They were about pardons—desperate pleas from thieves and embezzlers and liars, some still in jail and some who'd never served time but who nonetheless wanted their good names cleared and their beloved rights restored. All claimed to be friends, or friends of friends, or die-hard supporters, though only a few had ever gotten the chance to proclaim their support before that eleventh hour. How sad that after four tumultuous years of leading the free world it would all fizzle into one miserable pile of requests from a bunch of crooks. Which thieves should be allowed to steal again? That was the momentous question facing the President as the hours crept by.
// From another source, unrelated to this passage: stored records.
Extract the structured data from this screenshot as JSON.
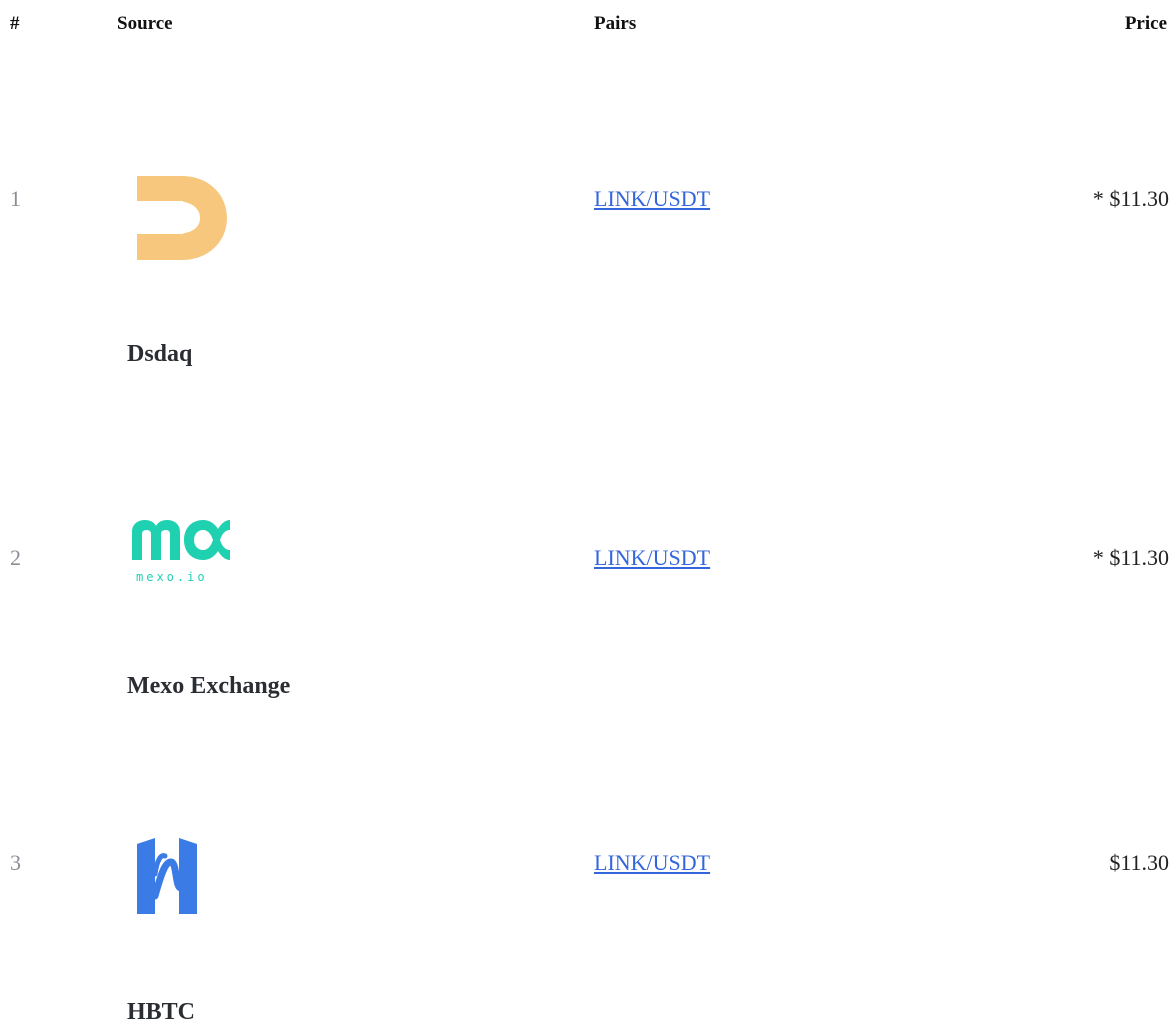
{
  "table": {
    "headers": {
      "num": "#",
      "source": "Source",
      "pairs": "Pairs",
      "price": "Price"
    },
    "rows": [
      {
        "num": "1",
        "exchange": "Dsdaq",
        "logo_icon": "dsdaq-logo-icon",
        "pair": "LINK/USDT",
        "price": "* $11.30"
      },
      {
        "num": "2",
        "exchange": "Mexo Exchange",
        "logo_icon": "mexo-logo-icon",
        "logo_text": "mexo.io",
        "pair": "LINK/USDT",
        "price": "* $11.30"
      },
      {
        "num": "3",
        "exchange": "HBTC",
        "logo_icon": "hbtc-logo-icon",
        "pair": "LINK/USDT",
        "price": "$11.30"
      }
    ]
  },
  "colors": {
    "link": "#3366dd",
    "dsdaq_logo": "#f7c77e",
    "mexo_logo": "#1fd1b1",
    "hbtc_logo": "#3a7be6",
    "row_number": "#8a8f96"
  }
}
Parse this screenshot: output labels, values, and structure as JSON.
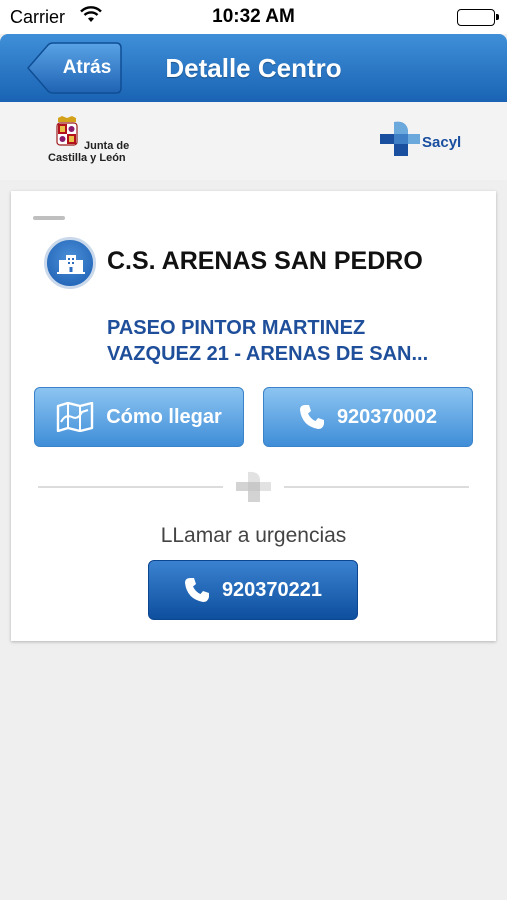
{
  "status_bar": {
    "carrier": "Carrier",
    "time": "10:32 AM",
    "wifi_icon": "wifi-icon",
    "battery_icon": "battery-icon"
  },
  "nav": {
    "back_label": "Atrás",
    "title": "Detalle Centro"
  },
  "logos": {
    "left": {
      "line1": "Junta de",
      "line2": "Castilla y León"
    },
    "right": {
      "name": "Sacyl"
    }
  },
  "center": {
    "icon": "building-icon",
    "name": "C.S. ARENAS SAN PEDRO",
    "address_line1": "PASEO PINTOR MARTINEZ",
    "address_line2": "VAZQUEZ 21 - ARENAS DE SAN..."
  },
  "actions": {
    "route_label": "Cómo llegar",
    "route_icon": "map-icon",
    "phone_number": "920370002",
    "phone_icon": "phone-icon"
  },
  "urgent": {
    "label": "LLamar a urgencias",
    "phone_number": "920370221"
  },
  "colors": {
    "nav_blue": "#1a63b4",
    "address_blue": "#1f4f9a",
    "button_light": "#5aa6e6",
    "button_dark": "#0e4f9e"
  }
}
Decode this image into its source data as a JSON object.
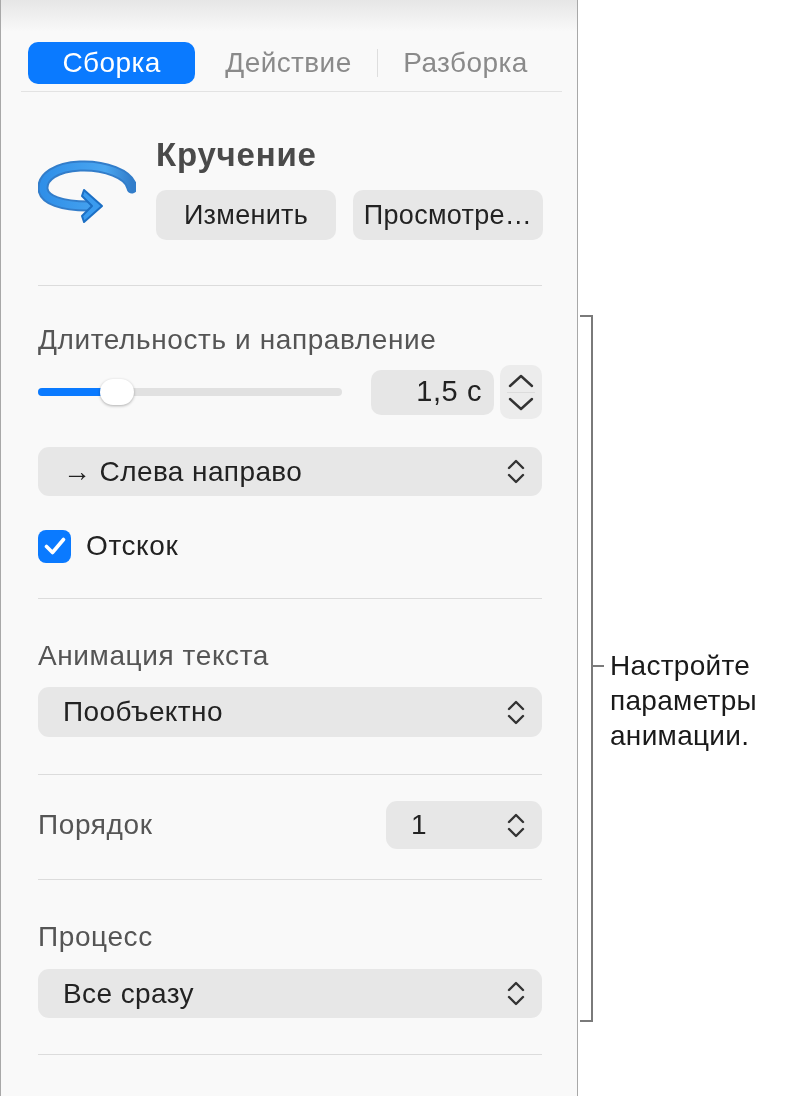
{
  "tabs": [
    {
      "label": "Сборка",
      "selected": true
    },
    {
      "label": "Действие",
      "selected": false
    },
    {
      "label": "Разборка",
      "selected": false
    }
  ],
  "effect": {
    "title": "Кручение",
    "buttons": [
      "Изменить",
      "Просмотре…"
    ]
  },
  "duration": {
    "label": "Длительность и направление",
    "slider": {
      "level": 0.26
    },
    "value": "1,5 с",
    "direction": "→ Слева направо",
    "bounce": {
      "label": "Отскок",
      "checked": true
    }
  },
  "text_animation": {
    "label": "Анимация текста",
    "value": "Пообъектно"
  },
  "order": {
    "label": "Порядок",
    "value": "1"
  },
  "delivery": {
    "label": "Процесс",
    "value": "Все сразу"
  },
  "callout": {
    "text": "Настройте параметры анимации."
  }
}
The last friend was Critz, an old fraternity pal from their days at Cornell when Morgan ran the student government while Critz stuffed the ballot boxes. In the past four years, Critz had served as press secretary, chief of staff, national security advisor, and even secretary of state, though that appointment lasted for only three months and was hastily rescinded when Critz's unique style of diplomacy nearly ignited World War III. Critz...